  • Here is a list of the websites I used in developing this presentation. Thank you.
  • Stewarding Big Data

    1. 1. Stewarding Big Data: Perspectives on Public Access to Federally Funded Scientific Research Data Big Data and Big Challenges for Law and Legal Information Georgetown Law Library January 30, 2013 William G. LeFurgy Library of Congress @blefurgy
    2. 2. My Perspective on Big Data Stewardship• Realizing full potential from big data depends keeping it accessible over time• Accessibility depends on life cycle management, most especially preservation• Advocate for collaborative, distributed model• Understand that “stewardship” has a different meaning for many data creators
    3. 3. White House RFI Input Instructive• Request for Information on Public Access to Federally Funded Scientific Research Data, Nov. 2011• Interested individuals and organizations to provide recommendations on approaches for ensuring long-term stewardship and encouraging broad public access• Input provided to inform development of agency policies and standards for managing big data
    4. 4. Summary of Responses• 118 individual responses – 50% from academic research departments, professional organizations – 35% from libraries, repositories and allied organizations – 10% from publishers and commercial organizations – 5% other• Excellent (unstructured!) data set to analyze current thinking on big data stewardship
    5. 5. Top-Level Policy Recommendations• Remarkable degree of congruence among comments – Broadly allocate adequate resources for data stewardship – Extend a collaborative national digital stewardship infrastructure – Institute and enforce a data preservation mandate – Strongly encourage policies to support secondary use, respect for data• But… conflicted about IP, copyright, privacy
    6. 6. Need: Resources• Funders to include money in awards for data stewardship• Need cost models, other guidance for estimating data life cycle costs• Allocate expanded resources to support national data repositories
    7. 7. Need: National Digital Stewardship Infrastructure• Leverage current institutional efforts to define best practices, tools, services• Extend community of practice for data stewardship through collaborative action across disciplines• Develop a skilled workforce with data stewardship expertise
    8. 8. Need: A Data Preservation Mandate• Incentivize grant applicants to make realistic plans for data – Stronger data manager requirements in application process – Tie future awards to demonstrated success with data stewardship – Enable direct support of PIs by data stewardship specialists
    9. 9. Support: Secondary Use, Respect for Data• Broadly apply a citation mechanism for data sets (e.g., DataCite, DOIs)• Criteria for evaluating grant applications tied to secondary use of data• Give equal credit for publishing articles and data sets• Develop robust metrics to track data publication and use
    10. 10. Muddled Picture for IP• Opinions diverge about role of copyright, patents, etc., in regard to research data – Commercial interests see IP as critical – Many data users favor Creative Commons or public domain approach – Data creators fall between these positions• A significant degree of concern raised regarding privacy in connection with IRB, personal data

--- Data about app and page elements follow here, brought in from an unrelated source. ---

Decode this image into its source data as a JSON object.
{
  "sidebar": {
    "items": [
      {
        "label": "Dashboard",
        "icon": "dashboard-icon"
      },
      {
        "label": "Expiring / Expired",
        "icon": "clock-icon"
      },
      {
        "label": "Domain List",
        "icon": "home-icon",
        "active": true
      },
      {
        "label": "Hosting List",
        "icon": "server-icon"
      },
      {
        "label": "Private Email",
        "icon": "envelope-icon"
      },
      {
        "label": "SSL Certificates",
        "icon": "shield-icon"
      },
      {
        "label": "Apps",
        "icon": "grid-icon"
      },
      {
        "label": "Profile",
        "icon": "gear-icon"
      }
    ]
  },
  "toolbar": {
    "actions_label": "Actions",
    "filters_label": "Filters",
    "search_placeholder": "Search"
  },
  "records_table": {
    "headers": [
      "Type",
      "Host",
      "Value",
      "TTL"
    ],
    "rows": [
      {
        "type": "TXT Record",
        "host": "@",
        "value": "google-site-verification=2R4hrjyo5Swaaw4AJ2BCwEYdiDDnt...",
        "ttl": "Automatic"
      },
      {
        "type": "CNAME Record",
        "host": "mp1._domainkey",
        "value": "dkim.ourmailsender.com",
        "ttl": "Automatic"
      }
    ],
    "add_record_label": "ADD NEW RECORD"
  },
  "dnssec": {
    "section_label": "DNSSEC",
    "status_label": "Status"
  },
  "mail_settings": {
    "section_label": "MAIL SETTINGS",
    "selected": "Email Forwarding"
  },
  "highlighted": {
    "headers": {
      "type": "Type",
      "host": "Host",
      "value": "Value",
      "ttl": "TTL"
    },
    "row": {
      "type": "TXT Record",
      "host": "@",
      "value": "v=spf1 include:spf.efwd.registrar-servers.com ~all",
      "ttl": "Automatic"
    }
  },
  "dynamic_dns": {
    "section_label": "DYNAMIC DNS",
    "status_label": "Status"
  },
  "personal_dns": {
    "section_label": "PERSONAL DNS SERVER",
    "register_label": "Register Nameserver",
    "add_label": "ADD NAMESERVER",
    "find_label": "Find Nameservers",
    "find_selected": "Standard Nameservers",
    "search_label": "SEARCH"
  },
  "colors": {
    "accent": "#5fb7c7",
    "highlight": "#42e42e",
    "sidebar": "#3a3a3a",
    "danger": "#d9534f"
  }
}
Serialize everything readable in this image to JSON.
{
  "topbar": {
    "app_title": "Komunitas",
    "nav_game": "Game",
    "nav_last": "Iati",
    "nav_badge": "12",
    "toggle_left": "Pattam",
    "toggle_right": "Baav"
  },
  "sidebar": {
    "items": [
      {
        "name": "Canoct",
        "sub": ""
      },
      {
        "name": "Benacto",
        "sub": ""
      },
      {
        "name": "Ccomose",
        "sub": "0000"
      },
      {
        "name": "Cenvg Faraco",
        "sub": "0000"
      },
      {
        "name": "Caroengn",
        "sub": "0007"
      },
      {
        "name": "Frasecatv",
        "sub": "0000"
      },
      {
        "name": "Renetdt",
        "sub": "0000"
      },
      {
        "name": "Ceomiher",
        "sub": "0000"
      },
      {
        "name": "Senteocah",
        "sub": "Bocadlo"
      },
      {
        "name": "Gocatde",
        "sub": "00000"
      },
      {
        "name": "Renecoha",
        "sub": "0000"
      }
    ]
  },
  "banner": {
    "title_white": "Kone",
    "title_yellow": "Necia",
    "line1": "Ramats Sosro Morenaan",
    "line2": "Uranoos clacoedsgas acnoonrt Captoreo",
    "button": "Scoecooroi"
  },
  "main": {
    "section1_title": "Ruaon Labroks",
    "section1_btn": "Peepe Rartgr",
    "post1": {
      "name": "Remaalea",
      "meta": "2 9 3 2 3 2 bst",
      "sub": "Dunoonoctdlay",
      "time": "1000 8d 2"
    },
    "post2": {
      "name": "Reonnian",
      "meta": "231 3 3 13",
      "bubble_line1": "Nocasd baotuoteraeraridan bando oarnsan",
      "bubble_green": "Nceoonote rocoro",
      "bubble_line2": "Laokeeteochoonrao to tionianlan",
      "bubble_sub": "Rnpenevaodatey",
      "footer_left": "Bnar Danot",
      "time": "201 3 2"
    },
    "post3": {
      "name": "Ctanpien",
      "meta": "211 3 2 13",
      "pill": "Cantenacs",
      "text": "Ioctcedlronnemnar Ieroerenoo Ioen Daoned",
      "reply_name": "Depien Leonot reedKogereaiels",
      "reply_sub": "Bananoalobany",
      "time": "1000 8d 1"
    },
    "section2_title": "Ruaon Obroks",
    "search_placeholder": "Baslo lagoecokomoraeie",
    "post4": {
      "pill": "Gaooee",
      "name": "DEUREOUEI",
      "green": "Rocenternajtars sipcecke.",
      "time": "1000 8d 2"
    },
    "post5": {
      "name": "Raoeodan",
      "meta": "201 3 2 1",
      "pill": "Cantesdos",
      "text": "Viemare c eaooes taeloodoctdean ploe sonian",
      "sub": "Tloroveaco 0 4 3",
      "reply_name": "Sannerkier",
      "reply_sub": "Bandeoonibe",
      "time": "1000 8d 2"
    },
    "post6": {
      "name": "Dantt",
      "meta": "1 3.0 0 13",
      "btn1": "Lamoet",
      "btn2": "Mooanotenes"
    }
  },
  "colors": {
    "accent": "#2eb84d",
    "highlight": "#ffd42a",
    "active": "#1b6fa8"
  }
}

    11. 11. Next Steps• Two interagency working groups within the National Science and Technology Council reviewing recommendations• Groups will develop science agency policies for data dissemination and stewardship• Potential for major change, as policies may have association with funding from the Federal science agencies
    12. 12. WebsitesRequest for Information: Public Access to Digital Data Resulting FromFederally Funded Scientific Research, Comments on Access to Federally Funded Scientific ResearchResults, Science and Technology Council,